[PUT ON COAT.]
Zips up the front like that!
from Marie Hibma Frost’s Preschool Teachers’ How-to Book: Action Rhymes (Chicago: Moody Press, 1973. 14)
Chubby Little Snowman
A chubby little snowman
[arms around your belly]
Had a carrot nose
[point to nose]
Along came a bunny
[fingers pointed like bunny ears…hop, hop]
And what do you supposed?
[fingers still like ears, stop hopping]
That hungry little bunny
[peer to the left]
Looking for his lunch
[peer to the right]
Ate that snowman’s nose with a
[grab carrot nose and hold to mouth]
[munch carrot… jump up with hands high on ‘CRUNCH’!]
(pg. 10 of Winnipeg Public Library’s Rhymes for Babies and Toddlers, CW1058: 2006 10)
See coloring page at http://www.dltk-holidays.com/xmas/chubbysnowmanpoem.htm.

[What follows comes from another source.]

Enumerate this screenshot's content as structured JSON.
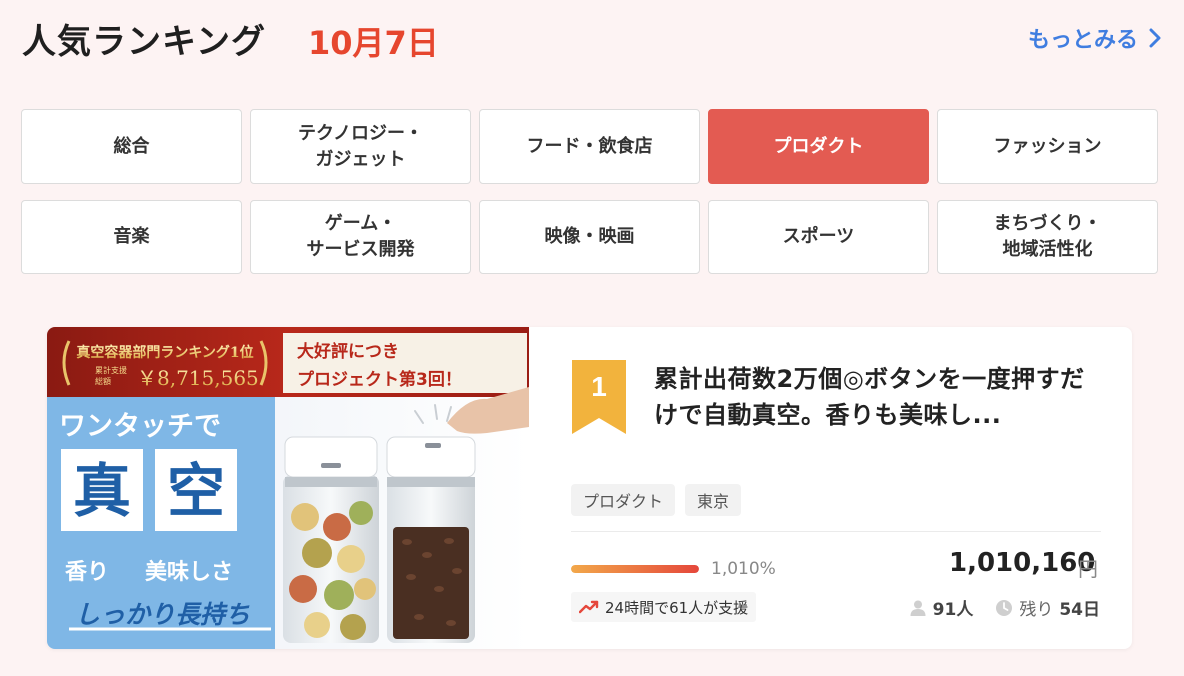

By Kimberly Wiebe, M.Sc., RSLP, CCC-SLP
Archer, Cheryl. Snow Watch: Experiments, Activities and Things to Do with Snow. Toronto: Kids Can Press Ltd., 1994.
Cole, Joanna. The Magic School Bus to the Rescue: Blizzard. New York: Scholastic Inc., 2002.
Fisher, Aileen. “Snow Color.” All About Me: Verses I Can Read. Ed. Leland B. Jacobs. Illinois: Garrard Publishing Company, 1971. 32.
Frost, Marie Hibma. “Playing in the Snow.” Preschool Teachers’ How-to Book: Action Rhymes. Chicago: Moody Press, 1973. 14.
Morgan, Allen. Sadie and the Snowman. Toronto: Kids Can Press Ltd., 1985.
Motuz, Stephannie. “Personal Episodic Knowledge: Memory Management” Getting to Guiding (for Professionals), 24 November 2014, Rehabilitation Centre for Children, Winnipeg, MB. Workshop/Course Presentation.
Prest, Ashley. “Broken Snowfall Record Stands: Environment Canada.” Winnipeg Free Press. N.p., 23 Nov. 2016. Web 24 Nov. 2016.
Winnipeg Public Library. Community Services Department. “A Chubby Little Snowman.” Rhymes for Babies and Toddlers. CW1058: 2006 10. 10.